**EXERCISE PROMPT:**
The answer must be an exact copy of every record.

· · · ·

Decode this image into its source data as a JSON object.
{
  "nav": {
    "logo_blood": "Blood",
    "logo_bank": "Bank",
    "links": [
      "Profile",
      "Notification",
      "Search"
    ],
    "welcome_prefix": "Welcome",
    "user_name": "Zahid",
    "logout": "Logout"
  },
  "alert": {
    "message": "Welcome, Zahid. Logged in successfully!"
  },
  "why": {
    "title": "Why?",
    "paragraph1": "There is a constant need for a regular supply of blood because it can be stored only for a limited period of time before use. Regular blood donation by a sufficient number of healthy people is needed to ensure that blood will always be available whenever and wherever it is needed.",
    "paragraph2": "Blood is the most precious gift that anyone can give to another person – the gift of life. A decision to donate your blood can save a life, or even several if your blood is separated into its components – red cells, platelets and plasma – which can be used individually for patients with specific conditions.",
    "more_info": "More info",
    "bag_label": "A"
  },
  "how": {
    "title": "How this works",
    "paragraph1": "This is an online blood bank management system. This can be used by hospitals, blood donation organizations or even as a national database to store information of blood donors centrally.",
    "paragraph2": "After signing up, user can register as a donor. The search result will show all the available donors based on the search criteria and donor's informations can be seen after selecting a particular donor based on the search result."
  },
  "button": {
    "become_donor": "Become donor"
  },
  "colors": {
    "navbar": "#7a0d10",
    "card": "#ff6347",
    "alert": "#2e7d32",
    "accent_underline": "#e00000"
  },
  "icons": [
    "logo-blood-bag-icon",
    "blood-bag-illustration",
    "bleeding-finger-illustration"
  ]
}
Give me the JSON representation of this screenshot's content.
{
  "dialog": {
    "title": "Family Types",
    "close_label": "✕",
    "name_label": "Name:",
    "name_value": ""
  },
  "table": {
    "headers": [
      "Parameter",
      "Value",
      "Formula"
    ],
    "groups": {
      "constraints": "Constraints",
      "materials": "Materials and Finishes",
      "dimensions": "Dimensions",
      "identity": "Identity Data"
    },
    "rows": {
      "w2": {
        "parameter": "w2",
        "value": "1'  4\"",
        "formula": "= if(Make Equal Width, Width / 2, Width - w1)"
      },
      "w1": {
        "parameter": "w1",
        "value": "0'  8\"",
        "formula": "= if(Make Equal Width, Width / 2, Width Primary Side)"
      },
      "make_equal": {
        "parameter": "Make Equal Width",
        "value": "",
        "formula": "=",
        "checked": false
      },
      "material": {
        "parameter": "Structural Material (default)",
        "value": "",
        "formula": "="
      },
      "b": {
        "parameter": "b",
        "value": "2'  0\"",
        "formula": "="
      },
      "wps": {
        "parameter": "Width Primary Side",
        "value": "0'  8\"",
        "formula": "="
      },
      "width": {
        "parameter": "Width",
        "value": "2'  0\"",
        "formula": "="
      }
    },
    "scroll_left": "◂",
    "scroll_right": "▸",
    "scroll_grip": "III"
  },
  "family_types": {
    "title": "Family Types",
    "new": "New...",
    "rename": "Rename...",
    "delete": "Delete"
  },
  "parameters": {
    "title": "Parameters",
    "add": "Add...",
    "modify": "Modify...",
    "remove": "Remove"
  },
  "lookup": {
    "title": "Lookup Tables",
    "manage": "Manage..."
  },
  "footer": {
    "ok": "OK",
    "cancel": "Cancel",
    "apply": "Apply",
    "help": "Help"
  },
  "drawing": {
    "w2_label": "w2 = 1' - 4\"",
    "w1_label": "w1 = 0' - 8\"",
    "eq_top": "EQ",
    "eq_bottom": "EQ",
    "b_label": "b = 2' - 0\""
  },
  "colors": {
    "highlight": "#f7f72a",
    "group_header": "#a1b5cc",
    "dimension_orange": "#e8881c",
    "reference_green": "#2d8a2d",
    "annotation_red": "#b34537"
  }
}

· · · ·

**EXERCISE OUTPUT:**
Decode this image into its source data as a JSON object.
{
  "nav": {
    "logo_blood": "Blood",
    "logo_bank": "Bank",
    "links": [
      "Profile",
      "Notification",
      "Search"
    ],
    "welcome_prefix": "Welcome",
    "user_name": "Zahid",
    "logout": "Logout"
  },
  "alert": {
    "message": "Welcome, Zahid. Logged in successfully!"
  },
  "why": {
    "title": "Why?",
    "paragraph1": "There is a constant need for a regular supply of blood because it can be stored only for a limited period of time before use. Regular blood donation by a sufficient number of healthy people is needed to ensure that blood will always be available whenever and wherever it is needed.",
    "paragraph2": "Blood is the most precious gift that anyone can give to another person – the gift of life. A decision to donate your blood can save a life, or even several if your blood is separated into its components – red cells, platelets and plasma – which can be used individually for patients with specific conditions.",
    "more_info": "More info",
    "bag_label": "A"
  },
  "how": {
    "title": "How this works",
    "paragraph1": "This is an online blood bank management system. This can be used by hospitals, blood donation organizations or even as a national database to store information of blood donors centrally.",
    "paragraph2": "After signing up, user can register as a donor. The search result will show all the available donors based on the search criteria and donor's informations can be seen after selecting a particular donor based on the search result."
  },
  "button": {
    "become_donor": "Become donor"
  },
  "colors": {
    "navbar": "#7a0d10",
    "card": "#ff6347",
    "alert": "#2e7d32",
    "accent_underline": "#e00000"
  },
  "icons": [
    "logo-blood-bag-icon",
    "blood-bag-illustration",
    "bleeding-finger-illustration"
  ]
}
Give me the JSON representation of this screenshot's content.
{
  "dialog": {
    "title": "Family Types",
    "close_label": "✕",
    "name_label": "Name:",
    "name_value": ""
  },
  "table": {
    "headers": [
      "Parameter",
      "Value",
      "Formula"
    ],
    "groups": {
      "constraints": "Constraints",
      "materials": "Materials and Finishes",
      "dimensions": "Dimensions",
      "identity": "Identity Data"
    },
    "rows": {
      "w2": {
        "parameter": "w2",
        "value": "1'  4\"",
        "formula": "= if(Make Equal Width, Width / 2, Width - w1)"
      },
      "w1": {
        "parameter": "w1",
        "value": "0'  8\"",
        "formula": "= if(Make Equal Width, Width / 2, Width Primary Side)"
      },
      "make_equal": {
        "parameter": "Make Equal Width",
        "value": "",
        "formula": "=",
        "checked": false
      },
      "material": {
        "parameter": "Structural Material (default)",
        "value": "",
        "formula": "="
      },
      "b": {
        "parameter": "b",
        "value": "2'  0\"",
        "formula": "="
      },
      "wps": {
        "parameter": "Width Primary Side",
        "value": "0'  8\"",
        "formula": "="
      },
      "width": {
        "parameter": "Width",
        "value": "2'  0\"",
        "formula": "="
      }
    },
    "scroll_left": "◂",
    "scroll_right": "▸",
    "scroll_grip": "III"
  },
  "family_types": {
    "title": "Family Types",
    "new": "New...",
    "rename": "Rename...",
    "delete": "Delete"
  },
  "parameters": {
    "title": "Parameters",
    "add": "Add...",
    "modify": "Modify...",
    "remove": "Remove"
  },
  "lookup": {
    "title": "Lookup Tables",
    "manage": "Manage..."
  },
  "footer": {
    "ok": "OK",
    "cancel": "Cancel",
    "apply": "Apply",
    "help": "Help"
  },
  "drawing": {
    "w2_label": "w2 = 1' - 4\"",
    "w1_label": "w1 = 0' - 8\"",
    "eq_top": "EQ",
    "eq_bottom": "EQ",
    "b_label": "b = 2' - 0\""
  },
  "colors": {
    "highlight": "#f7f72a",
    "group_header": "#a1b5cc",
    "dimension_orange": "#e8881c",
    "reference_green": "#2d8a2d",
    "annotation_red": "#b34537"
  }
}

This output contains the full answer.